Why was NARCAP founded?

A comprehensive review of fifty years of U.S. pilot reports of unidentified aerial phenomena uncovered more than one
hundred very intriguing close encounters with aircraft in which safety of the flight appeared to be affected. Since most pilots
are hesitant to report their sightings and close encounters due to a long-standing attitude of ridicule and fear of career
impairment, NARCAP was founded to establish a completely confidential reporting center for pilots, radar operators, and air
traffic controllers using a toll-free phone number and by other means.

How Can I report a UAP observation or incident?

Pilots, Radar Operators, and Air Traffic Control Specialists can reach us via the Contact Us form on
this webiste or they can download and complete a copy of the appropriate report form and forward it via mail to:

PO Box 1241
Captain Cook, Hawaii, 96704

Is NARCAP a U.S. governmental organization?

No. NARCAP is a 501c3 Nonprofit research organization.

Does NARCAP cooperate with U.S. aviation and scientific organizations?

Yes. NARCAP works with any agency, organization, union, academic institution, or other organization that shares its concern
about improving aviation safety in America with specific regard to unidentified aerial phenomena.

Does NARCAP share its data with others?

Yes. NARCAP was established to collect scientifically valid and reliable data on various UAP, analyze that data, and also
report it to all interested parties.

How can I make a monetary contribution to help NARCAP in its work?

You may make a tax deductible contribution to NARCAP.org, a 501c3 via a credit or debit card
by clicking here  

or you can make a check out to: NARCAP/Ted Roe

and mail it to:

PO Box 1241
Captain Cook, Hawaii 96704

Why does NARCAP have an international advisory board if its work is focused on
U.S. aviation operations

There are two reasons. (1) Some U.S. aircraft fly over foreign nations when an unexplained visual or electronic phenomenon
occurs. Our foreign technical representatives assist us in obtaining radar contact data, local weather, additional eye
witnesses on the ground, astronomical data, and other relevant information, and

(2) UAP are a world wide phenomena of great interest to all nations. If other nations want to establish their own organizations
similar to NARCAP our foreign advisors can assist them and can distribute our technical reports to them more effectively.

Does NARCAP have a position on the origin or identity of these unidentified
aerial phenomena?

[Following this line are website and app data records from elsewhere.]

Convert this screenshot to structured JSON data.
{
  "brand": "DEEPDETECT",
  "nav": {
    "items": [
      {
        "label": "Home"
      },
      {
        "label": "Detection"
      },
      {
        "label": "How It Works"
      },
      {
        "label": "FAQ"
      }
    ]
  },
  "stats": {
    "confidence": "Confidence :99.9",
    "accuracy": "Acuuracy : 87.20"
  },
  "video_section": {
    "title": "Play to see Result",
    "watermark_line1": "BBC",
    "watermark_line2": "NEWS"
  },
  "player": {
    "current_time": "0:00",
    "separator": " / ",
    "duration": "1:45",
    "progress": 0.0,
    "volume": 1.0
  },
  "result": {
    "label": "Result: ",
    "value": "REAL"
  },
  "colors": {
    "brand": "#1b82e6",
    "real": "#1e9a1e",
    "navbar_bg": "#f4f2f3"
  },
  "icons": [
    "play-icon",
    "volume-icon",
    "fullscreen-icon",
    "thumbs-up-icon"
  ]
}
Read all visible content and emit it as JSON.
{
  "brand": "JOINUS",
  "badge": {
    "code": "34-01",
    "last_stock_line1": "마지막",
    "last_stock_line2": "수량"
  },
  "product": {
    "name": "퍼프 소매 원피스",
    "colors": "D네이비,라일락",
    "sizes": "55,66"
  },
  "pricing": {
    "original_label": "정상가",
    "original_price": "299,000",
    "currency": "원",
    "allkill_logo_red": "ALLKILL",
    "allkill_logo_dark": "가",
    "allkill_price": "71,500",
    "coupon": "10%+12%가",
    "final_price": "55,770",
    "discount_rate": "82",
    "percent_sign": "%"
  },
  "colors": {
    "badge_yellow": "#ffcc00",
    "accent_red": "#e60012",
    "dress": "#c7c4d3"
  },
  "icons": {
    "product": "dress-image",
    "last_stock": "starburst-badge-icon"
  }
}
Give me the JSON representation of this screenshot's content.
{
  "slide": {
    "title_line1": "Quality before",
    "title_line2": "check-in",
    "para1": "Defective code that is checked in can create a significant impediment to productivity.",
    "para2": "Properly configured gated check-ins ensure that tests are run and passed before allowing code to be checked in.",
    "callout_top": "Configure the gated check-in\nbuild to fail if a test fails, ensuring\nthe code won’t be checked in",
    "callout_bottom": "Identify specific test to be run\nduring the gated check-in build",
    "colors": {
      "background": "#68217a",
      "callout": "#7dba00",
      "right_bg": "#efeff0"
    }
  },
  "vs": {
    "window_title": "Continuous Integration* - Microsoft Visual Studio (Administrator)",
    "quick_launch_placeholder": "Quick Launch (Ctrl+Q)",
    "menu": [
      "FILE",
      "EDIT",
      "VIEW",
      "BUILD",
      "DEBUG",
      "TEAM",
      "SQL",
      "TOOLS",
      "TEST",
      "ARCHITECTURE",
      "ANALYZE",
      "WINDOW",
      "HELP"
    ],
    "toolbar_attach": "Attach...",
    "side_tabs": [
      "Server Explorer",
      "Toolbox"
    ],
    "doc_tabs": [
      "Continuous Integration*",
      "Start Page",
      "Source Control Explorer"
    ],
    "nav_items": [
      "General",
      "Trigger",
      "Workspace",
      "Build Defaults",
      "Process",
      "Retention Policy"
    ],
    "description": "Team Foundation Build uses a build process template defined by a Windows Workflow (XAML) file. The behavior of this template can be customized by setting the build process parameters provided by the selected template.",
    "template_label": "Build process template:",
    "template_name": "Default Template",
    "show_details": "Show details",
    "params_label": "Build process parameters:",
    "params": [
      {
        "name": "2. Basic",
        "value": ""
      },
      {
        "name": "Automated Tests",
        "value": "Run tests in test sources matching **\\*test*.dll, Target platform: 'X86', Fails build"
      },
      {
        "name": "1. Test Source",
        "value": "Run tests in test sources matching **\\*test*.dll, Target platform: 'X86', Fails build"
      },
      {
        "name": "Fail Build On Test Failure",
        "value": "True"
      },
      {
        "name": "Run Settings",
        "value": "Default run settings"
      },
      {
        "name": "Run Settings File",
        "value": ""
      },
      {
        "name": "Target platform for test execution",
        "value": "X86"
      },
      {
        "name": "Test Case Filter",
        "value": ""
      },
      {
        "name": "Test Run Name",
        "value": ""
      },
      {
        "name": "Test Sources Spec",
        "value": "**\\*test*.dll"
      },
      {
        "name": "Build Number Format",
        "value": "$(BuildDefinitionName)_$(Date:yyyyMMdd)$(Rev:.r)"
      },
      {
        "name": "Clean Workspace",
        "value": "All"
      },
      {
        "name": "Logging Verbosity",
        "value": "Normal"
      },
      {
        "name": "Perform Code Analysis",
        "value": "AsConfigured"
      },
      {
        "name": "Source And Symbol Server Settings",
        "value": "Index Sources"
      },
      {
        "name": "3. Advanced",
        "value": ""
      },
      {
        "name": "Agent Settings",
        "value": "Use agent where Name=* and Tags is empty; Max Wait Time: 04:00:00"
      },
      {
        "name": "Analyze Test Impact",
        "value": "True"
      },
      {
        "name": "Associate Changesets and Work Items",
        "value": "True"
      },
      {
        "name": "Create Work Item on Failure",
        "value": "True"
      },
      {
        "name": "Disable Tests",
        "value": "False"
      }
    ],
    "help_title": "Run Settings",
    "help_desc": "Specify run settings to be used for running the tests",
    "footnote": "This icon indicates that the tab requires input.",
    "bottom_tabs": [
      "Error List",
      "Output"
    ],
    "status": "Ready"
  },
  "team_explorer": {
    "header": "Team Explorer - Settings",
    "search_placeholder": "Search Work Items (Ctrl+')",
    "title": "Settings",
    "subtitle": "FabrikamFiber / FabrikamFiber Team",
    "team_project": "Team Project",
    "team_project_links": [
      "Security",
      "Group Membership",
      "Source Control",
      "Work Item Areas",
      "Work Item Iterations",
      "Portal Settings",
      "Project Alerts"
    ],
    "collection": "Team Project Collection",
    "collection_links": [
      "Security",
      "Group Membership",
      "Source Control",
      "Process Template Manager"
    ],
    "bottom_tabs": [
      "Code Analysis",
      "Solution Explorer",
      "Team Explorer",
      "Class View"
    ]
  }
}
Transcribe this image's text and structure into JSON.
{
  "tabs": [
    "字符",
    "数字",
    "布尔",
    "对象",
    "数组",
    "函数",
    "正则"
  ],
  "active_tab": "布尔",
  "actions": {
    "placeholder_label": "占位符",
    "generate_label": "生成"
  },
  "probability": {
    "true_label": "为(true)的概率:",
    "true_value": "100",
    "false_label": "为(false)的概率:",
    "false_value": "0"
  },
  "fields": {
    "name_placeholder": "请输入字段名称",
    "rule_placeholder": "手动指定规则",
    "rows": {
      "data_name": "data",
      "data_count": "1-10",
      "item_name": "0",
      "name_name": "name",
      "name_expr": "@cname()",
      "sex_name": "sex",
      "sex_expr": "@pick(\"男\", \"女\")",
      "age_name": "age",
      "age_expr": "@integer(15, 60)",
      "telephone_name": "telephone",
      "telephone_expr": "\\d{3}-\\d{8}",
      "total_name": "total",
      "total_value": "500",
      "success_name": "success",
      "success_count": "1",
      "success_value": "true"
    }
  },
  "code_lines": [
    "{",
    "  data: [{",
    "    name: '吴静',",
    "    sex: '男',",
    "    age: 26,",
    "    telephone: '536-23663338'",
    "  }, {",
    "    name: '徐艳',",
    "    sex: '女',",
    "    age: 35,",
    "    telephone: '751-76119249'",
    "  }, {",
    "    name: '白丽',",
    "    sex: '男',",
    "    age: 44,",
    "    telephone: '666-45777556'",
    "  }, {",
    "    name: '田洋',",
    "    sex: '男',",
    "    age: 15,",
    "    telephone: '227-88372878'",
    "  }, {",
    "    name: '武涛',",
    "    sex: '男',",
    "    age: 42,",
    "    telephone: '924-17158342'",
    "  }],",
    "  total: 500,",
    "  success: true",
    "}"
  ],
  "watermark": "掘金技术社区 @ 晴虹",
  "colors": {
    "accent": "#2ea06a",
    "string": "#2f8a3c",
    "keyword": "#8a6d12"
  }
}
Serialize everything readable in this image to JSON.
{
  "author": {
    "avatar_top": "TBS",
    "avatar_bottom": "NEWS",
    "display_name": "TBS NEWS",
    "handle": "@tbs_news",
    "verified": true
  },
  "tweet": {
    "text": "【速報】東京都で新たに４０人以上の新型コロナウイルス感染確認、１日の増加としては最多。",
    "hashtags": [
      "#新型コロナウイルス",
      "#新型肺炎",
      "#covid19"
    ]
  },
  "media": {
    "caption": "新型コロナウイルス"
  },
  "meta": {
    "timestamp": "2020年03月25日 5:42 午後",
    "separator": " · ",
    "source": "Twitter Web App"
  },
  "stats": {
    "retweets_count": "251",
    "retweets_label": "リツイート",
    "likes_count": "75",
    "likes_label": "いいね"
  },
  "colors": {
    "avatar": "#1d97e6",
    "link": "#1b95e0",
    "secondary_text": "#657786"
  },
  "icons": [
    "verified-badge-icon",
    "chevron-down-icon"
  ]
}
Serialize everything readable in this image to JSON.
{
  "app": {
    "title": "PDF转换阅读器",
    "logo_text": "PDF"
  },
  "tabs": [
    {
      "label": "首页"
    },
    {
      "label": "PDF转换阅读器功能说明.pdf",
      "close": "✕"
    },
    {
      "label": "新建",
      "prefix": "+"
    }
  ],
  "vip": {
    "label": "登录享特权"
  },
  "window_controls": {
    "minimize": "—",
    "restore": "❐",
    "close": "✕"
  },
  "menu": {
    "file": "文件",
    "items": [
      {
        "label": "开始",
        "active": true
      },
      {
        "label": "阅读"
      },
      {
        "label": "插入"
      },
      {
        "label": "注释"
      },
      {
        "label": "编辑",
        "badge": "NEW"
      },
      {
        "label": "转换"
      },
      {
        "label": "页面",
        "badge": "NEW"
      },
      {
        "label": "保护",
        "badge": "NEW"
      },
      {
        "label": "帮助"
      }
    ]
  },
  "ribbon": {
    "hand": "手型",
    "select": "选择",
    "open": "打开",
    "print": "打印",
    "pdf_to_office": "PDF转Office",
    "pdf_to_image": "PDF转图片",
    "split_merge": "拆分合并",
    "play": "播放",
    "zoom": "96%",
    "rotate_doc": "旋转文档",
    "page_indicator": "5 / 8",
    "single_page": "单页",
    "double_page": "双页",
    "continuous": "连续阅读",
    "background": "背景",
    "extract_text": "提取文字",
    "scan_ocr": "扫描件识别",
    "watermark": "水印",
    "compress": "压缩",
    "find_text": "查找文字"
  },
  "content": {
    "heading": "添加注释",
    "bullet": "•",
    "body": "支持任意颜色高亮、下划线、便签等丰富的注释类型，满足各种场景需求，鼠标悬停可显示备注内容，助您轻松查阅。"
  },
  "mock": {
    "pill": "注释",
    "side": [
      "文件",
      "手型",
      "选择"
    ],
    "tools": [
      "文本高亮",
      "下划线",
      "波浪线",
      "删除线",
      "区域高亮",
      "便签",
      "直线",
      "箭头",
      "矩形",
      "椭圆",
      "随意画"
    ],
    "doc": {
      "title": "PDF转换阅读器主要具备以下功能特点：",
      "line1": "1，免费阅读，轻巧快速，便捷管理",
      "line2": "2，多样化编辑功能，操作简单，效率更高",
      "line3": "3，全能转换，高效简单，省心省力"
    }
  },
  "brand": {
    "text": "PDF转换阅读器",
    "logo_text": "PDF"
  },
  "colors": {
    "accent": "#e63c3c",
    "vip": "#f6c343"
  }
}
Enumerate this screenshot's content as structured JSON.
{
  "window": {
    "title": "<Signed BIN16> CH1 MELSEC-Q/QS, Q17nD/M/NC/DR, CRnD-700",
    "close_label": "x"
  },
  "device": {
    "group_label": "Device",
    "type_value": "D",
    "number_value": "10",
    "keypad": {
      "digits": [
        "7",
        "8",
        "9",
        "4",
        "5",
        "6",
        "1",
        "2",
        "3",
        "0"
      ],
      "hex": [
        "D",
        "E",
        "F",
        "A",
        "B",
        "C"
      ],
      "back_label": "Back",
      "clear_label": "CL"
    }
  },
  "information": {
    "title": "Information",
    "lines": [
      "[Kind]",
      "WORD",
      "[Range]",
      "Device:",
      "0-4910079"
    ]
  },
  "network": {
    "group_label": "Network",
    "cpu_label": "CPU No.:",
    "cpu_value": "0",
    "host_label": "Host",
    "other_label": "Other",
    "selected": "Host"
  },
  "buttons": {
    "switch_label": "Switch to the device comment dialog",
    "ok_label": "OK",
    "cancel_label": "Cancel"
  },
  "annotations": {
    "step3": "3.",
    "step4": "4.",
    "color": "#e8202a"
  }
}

In most cases no. Some luminous phenomena seen in the atmosphere have been studied and are considered to be
reasonably well understood while many others are not understood at all. One of NARCAP’s primary missions is to help
discover the origin of so-called UAP through the application of scientific and technological methods.

How does NARCAP ensure the confidentiality of those who report something?

NARCAP operates via the U.S. Postal Service, accepting report forms that are filled out by hand and by phone. Internet
transactions are kept to a minimum. The same report call-back and report de-identification procedures used by NASA in its
Aviation Safety Reporting System (ASRS) are also used by NARCAP.

Are there reliable books available on the general subject of UAP (ufo)?

Yes. There are a number of useful references which include:

Gillmor, D.S., Scientific Study of Unidentified Flying Objects. Bantam Books, New York, 1968.

Haines, R.F. (Ed.), UFO Phenomena and the Behavioral Scientist. Scarecrow Press, Metuchen, New Jersey, 1979.

Haines, R.F., Observing UFOs. Nelson-Hall Co., Chicago, 1980.

Hall, R.H., The UFO Evidence. NICAP, Washington, D.C., 1964.

Hall, R.H., The UFO Evidence – Volume II, A Thirty-Year Report. Scarecrow Press, Inc., Lanham, Mass., 2000.

Hynek, J.A., The UFO Experience: A Scientific Inquiry. Ballantine Books, New York, 1972.

Jacobs, D., The UFO Controversy in America. Indiana Univ. Press, Bloomington, Ind., 1975.

Kean, L., UFOs: Generals, Pilots and Government Officials Go On the Record, Harmony Books/Crown Publishing Group,

Ruppelt, E.J., The Report on Unidentified Flying Objects, Doubleday, Garden City, New York, 1956.

Story, R.D., (Ed.), The Encyclopedia of UFOs. Dolphin Books, Doubleday & Co., Garden City, New York, 1980.

Sturrock, P., The UFO Enigma: A New Review of the Physical Evidence. Warner Books, New York, 1999.

Vallee, J. & J., Anatomy of a Phenomenon: UFO’s in Space. Ballantine Books, New York, 1965.

If I know of someone working within the aviation industry should I tell them about
NARCAP and how to contact you?

Definitely, yes. NARCAP is happy to provide courteous, informed, and confidential reporting information to anyone working
toward improved aviation safety. We look forward to speaking with any aviation professionals about this interesting and
challenging set of phenomena.

If you have a specific question for NARCAP feel free to write to us at: